Guinness revokes licence plate record
An Esquimalt man can no longer boast owning the world’s oldest licence plate, as certified by the Guinness World Records.
In October, John Roberts celebrated the news that Guinness approved his claim to fame. He bought his Victoria-issued number 6 licence plate a few years ago, and his research suggested it was issued in 1884 to a commercial horse and buggy driver.
As quickly as the news hit about the world record, controversy erupted among the licence-plate collector community.
Historian and hobbyist Christopher Garrish outlined the contradictory evidence in an article published by the Automobile License Plate Collector's Association. Victoria city bylaws from that era suggest Roberts’ plate was issued in 1913, he wrote.

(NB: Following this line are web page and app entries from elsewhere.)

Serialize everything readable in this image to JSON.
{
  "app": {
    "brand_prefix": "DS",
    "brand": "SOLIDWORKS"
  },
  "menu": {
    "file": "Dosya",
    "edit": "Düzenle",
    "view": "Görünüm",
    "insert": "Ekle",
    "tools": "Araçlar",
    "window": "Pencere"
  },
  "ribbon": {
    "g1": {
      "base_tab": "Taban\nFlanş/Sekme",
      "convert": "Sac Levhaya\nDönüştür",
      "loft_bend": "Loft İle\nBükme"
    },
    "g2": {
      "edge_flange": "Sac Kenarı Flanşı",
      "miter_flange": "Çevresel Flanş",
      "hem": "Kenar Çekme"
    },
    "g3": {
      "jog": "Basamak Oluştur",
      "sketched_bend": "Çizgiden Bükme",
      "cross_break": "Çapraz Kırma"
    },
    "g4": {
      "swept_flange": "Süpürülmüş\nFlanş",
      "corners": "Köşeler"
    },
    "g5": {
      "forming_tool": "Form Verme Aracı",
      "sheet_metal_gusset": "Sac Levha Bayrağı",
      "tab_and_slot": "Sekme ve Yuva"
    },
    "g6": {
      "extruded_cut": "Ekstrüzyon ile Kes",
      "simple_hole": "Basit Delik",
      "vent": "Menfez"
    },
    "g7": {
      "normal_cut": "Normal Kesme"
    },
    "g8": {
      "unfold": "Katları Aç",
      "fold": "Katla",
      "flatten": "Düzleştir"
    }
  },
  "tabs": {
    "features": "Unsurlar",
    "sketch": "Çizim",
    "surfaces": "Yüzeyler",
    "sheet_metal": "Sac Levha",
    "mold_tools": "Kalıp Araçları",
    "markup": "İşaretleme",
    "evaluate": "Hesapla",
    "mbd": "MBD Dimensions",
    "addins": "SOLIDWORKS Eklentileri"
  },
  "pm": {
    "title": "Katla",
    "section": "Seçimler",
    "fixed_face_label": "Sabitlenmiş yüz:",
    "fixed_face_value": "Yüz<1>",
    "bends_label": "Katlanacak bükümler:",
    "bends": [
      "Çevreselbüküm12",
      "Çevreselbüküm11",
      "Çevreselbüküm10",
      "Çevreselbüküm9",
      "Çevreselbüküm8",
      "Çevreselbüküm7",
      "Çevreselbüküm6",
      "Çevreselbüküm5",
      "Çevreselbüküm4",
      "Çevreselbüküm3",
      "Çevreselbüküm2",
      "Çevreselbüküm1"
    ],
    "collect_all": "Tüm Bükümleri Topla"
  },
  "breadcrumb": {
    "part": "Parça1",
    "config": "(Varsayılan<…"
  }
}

Garrish also presented evidence of older plates, including the number 1 and 2 plate from Roberts’ plate line.
Meanwhile, Roberts sought to sell his plate.
On Nov. 21, the Gulf News reported that Roberts sought a purchaser in the United Arab Emirates to buy his plate for $7.9 million.
To date, it has not sold.
Last week, a representative from Guinness confirmed its decision to retire the record category of oldest licence plate, due to the difficulty in dating the plate.
When contacted, Roberts was not aware of Guinness World Records’ decision.
“I can only imaging that Guinness was inundated with new claims over the oldest licence plate that they had had enough,” he wrote in an email to the News.